- _Data_
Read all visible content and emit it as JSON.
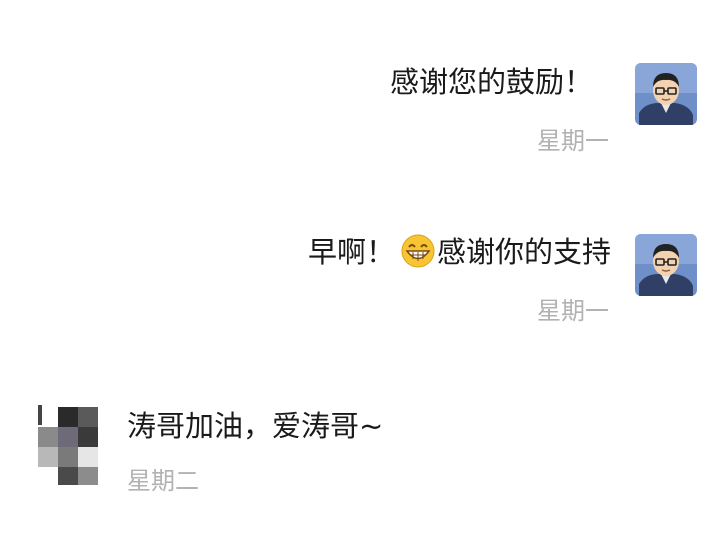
{
  "chat": {
    "messages": [
      {
        "side": "right",
        "text": "感谢您的鼓励！",
        "time": "星期一",
        "avatar_icon": "self-avatar-cartoon"
      },
      {
        "side": "right",
        "text_before_emoji": "早啊！",
        "emoji_icon": "grinning-emoji",
        "text_after_emoji": "感谢你的支持",
        "time": "星期一",
        "avatar_icon": "self-avatar-cartoon"
      },
      {
        "side": "left",
        "text": "涛哥加油，爱涛哥~",
        "time": "星期二",
        "avatar_icon": "mosaic-avatar"
      }
    ]
  },
  "colors": {
    "text": "#1a1a1a",
    "timestamp": "#b2b2b2",
    "avatar_bg": "#6f8fc8",
    "emoji": "#f7c531"
  }
}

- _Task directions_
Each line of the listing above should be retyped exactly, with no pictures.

- _Result for this exercise_
Read all visible content and emit it as JSON.
{
  "chat": {
    "messages": [
      {
        "side": "right",
        "text": "感谢您的鼓励！",
        "time": "星期一",
        "avatar_icon": "self-avatar-cartoon"
      },
      {
        "side": "right",
        "text_before_emoji": "早啊！",
        "emoji_icon": "grinning-emoji",
        "text_after_emoji": "感谢你的支持",
        "time": "星期一",
        "avatar_icon": "self-avatar-cartoon"
      },
      {
        "side": "left",
        "text": "涛哥加油，爱涛哥~",
        "time": "星期二",
        "avatar_icon": "mosaic-avatar"
      }
    ]
  },
  "colors": {
    "text": "#1a1a1a",
    "timestamp": "#b2b2b2",
    "avatar_bg": "#6f8fc8",
    "emoji": "#f7c531"
  }
}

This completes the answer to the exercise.